No. 3: Energy bars and drinks
Page through any fitness magazine and you'll begin to see a pattern in the advertising. Words like "power," "fit," "edge," "endurance" and "energy" are splayed across the rippling muscles of men and women covered in inexplicably attractive sweat beads.
The man has just finished the Ironman. The woman came in ahead of him. If you eat the same energy bar they do, you must be doing something right, the ads say.
Perhaps, if you actually require a vast amount of energy. But be especially diligent when tossing what Kostas calls "glorified candy bars" into your cart. "People think they are (healthful) because they look at the ingredients and see vitamins and minerals added," she said. "But often the first ingredient is sugar."
The first ingredient should always be a whole grain and sugar one of the last, Kostas said.
Energy drinks, too, are usually suspect: "Many times, it's just caffeine and sugar," Kostas said.
No. 2: Oils
Over the past several years, every food expert from TV chefs to the Italian grandmothers on spaghetti sauce commercials have been proclaiming the benefits of natural oils.
Olive oil has gotten the most promotion, although avocado, almond and sunflower oils are becoming increasingly easy to find.
But watch the spout -- too much any of these can add up very quickly, Kostas warned.
"Limit it to maybe 1 tablespoon for your whole dinner.

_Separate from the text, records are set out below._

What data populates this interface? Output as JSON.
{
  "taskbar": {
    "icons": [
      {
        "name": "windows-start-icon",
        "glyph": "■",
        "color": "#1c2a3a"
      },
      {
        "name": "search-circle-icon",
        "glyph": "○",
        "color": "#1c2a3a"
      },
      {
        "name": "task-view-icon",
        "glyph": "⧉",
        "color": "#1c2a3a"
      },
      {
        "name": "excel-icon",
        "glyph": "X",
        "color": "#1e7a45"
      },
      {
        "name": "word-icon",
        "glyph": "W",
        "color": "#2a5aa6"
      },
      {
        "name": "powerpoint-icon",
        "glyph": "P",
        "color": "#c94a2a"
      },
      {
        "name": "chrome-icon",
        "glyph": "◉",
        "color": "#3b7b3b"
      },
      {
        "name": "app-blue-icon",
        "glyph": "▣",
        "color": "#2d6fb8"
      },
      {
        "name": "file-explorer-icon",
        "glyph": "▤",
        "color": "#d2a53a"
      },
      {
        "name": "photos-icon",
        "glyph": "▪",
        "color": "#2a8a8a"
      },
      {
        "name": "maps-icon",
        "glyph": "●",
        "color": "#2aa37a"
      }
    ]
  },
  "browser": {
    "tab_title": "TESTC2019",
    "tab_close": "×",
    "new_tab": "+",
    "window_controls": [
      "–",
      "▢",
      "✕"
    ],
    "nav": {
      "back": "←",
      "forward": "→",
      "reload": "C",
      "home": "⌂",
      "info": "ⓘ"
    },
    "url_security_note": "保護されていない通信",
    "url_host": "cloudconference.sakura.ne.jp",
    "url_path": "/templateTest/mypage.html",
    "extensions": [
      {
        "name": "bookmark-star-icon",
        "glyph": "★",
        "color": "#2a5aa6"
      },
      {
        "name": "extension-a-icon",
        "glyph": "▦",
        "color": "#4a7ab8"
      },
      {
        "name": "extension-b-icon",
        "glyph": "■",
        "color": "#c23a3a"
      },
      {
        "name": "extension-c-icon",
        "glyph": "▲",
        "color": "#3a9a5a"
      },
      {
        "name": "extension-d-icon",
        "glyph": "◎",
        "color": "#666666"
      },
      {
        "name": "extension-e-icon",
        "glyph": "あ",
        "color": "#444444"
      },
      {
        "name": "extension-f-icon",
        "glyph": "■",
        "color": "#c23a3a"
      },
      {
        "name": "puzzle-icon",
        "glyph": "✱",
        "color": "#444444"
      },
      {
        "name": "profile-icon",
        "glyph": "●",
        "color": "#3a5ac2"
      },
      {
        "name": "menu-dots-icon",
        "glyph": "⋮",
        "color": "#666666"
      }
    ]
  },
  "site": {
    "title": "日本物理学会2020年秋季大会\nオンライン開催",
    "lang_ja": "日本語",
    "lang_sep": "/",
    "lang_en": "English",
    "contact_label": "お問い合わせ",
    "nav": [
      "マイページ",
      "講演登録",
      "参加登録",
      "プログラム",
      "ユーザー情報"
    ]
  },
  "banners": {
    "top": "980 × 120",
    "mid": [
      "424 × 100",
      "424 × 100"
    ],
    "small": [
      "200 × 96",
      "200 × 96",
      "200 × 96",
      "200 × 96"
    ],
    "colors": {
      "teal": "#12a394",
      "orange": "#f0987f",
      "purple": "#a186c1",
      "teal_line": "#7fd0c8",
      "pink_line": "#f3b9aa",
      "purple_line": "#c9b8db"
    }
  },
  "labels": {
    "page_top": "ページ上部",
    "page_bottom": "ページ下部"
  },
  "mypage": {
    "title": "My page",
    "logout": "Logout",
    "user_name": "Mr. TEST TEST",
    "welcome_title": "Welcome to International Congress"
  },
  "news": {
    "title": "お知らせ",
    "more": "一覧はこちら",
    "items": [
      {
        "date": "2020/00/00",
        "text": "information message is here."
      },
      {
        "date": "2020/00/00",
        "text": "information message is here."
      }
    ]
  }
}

Many people think the more the better, and end up getting one-fourth of a cup, adding 500 calories instead of 25 to their dinner."
When it comes to oils, even the "healthy" ones, less is definitely more. And the same goes for our last "healthy" food selection.
No. 1: Nuts
Just as with oils, the key to keeping this seemingly innocent party food in the healthy category is moderation.
"This is definitely one case where more is not necessarily better," Kostas said. Almonds, for example, are high in vitamin E and magnesium and contain very little cholesterol.
But 1 ounce of almonds -- dry-roasted, with no salt -- contains 170 calories and 15 grams of fat. Kostas said one-quarter cup a day may be fine, or even less.
"But not a whole cup," she said. "Many people overdo nuts."
Overall, most of these foods are, in fact, healthy. But keeping them on the "good for you" list requires a bit of restraint, measuring and reading of ingredient lists, where, unlike the health section, there's no stretching the truth.